■ Instructions for the task
Exactly reproduce the entries, dropping any pictures from your copy.

• • • • • • •

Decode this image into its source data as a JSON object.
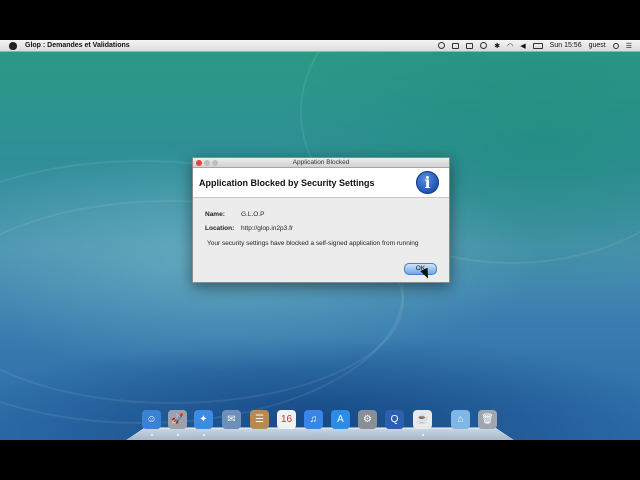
{
  "menubar": {
    "app_name": "Glop : Demandes et Validations",
    "clock": "Sun 15:56",
    "user": "guest",
    "icons": [
      "record-icon",
      "airplay-icon",
      "camera-icon",
      "time-machine-icon",
      "bluetooth-icon",
      "wifi-icon",
      "volume-icon",
      "battery-icon",
      "search-icon",
      "list-icon"
    ]
  },
  "dialog": {
    "window_title": "Application Blocked",
    "header_title": "Application Blocked by Security Settings",
    "name_label": "Name:",
    "name_value": "G.L.O.P",
    "location_label": "Location:",
    "location_value": "http://glop.in2p3.fr",
    "message": "Your security settings have blocked a self-signed application from running",
    "ok_label": "OK"
  },
  "dock": {
    "items": [
      {
        "name": "finder-icon",
        "glyph": "☺",
        "color": "#3b82d6"
      },
      {
        "name": "launchpad-icon",
        "glyph": "🚀",
        "color": "#9aa3ad"
      },
      {
        "name": "safari-icon",
        "glyph": "✦",
        "color": "#3d8be0"
      },
      {
        "name": "mail-icon",
        "glyph": "✉",
        "color": "#6d8fb8"
      },
      {
        "name": "contacts-icon",
        "glyph": "☰",
        "color": "#b48b55"
      },
      {
        "name": "calendar-icon",
        "glyph": "16",
        "color": "#f2f2f2"
      },
      {
        "name": "itunes-icon",
        "glyph": "♫",
        "color": "#3a86e8"
      },
      {
        "name": "app-store-icon",
        "glyph": "A",
        "color": "#2c8ce6"
      },
      {
        "name": "system-preferences-icon",
        "glyph": "⚙",
        "color": "#8a8f96"
      },
      {
        "name": "quicktime-icon",
        "glyph": "Q",
        "color": "#2b5fb0"
      },
      {
        "name": "java-icon",
        "glyph": "☕",
        "color": "#e9e9e9"
      },
      {
        "name": "folder-icon",
        "glyph": "⌂",
        "color": "#7fb6e4"
      },
      {
        "name": "trash-icon",
        "glyph": "🗑",
        "color": "#9ea6ae"
      }
    ]
  }
}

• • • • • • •

■ Response below
Decode this image into its source data as a JSON object.
{
  "menubar": {
    "app_name": "Glop : Demandes et Validations",
    "clock": "Sun 15:56",
    "user": "guest",
    "icons": [
      "record-icon",
      "airplay-icon",
      "camera-icon",
      "time-machine-icon",
      "bluetooth-icon",
      "wifi-icon",
      "volume-icon",
      "battery-icon",
      "search-icon",
      "list-icon"
    ]
  },
  "dialog": {
    "window_title": "Application Blocked",
    "header_title": "Application Blocked by Security Settings",
    "name_label": "Name:",
    "name_value": "G.L.O.P",
    "location_label": "Location:",
    "location_value": "http://glop.in2p3.fr",
    "message": "Your security settings have blocked a self-signed application from running",
    "ok_label": "OK"
  },
  "dock": {
    "items": [
      {
        "name": "finder-icon",
        "glyph": "☺",
        "color": "#3b82d6"
      },
      {
        "name": "launchpad-icon",
        "glyph": "🚀",
        "color": "#9aa3ad"
      },
      {
        "name": "safari-icon",
        "glyph": "✦",
        "color": "#3d8be0"
      },
      {
        "name": "mail-icon",
        "glyph": "✉",
        "color": "#6d8fb8"
      },
      {
        "name": "contacts-icon",
        "glyph": "☰",
        "color": "#b48b55"
      },
      {
        "name": "calendar-icon",
        "glyph": "16",
        "color": "#f2f2f2"
      },
      {
        "name": "itunes-icon",
        "glyph": "♫",
        "color": "#3a86e8"
      },
      {
        "name": "app-store-icon",
        "glyph": "A",
        "color": "#2c8ce6"
      },
      {
        "name": "system-preferences-icon",
        "glyph": "⚙",
        "color": "#8a8f96"
      },
      {
        "name": "quicktime-icon",
        "glyph": "Q",
        "color": "#2b5fb0"
      },
      {
        "name": "java-icon",
        "glyph": "☕",
        "color": "#e9e9e9"
      },
      {
        "name": "folder-icon",
        "glyph": "⌂",
        "color": "#7fb6e4"
      },
      {
        "name": "trash-icon",
        "glyph": "🗑",
        "color": "#9ea6ae"
      }
    ]
  }
}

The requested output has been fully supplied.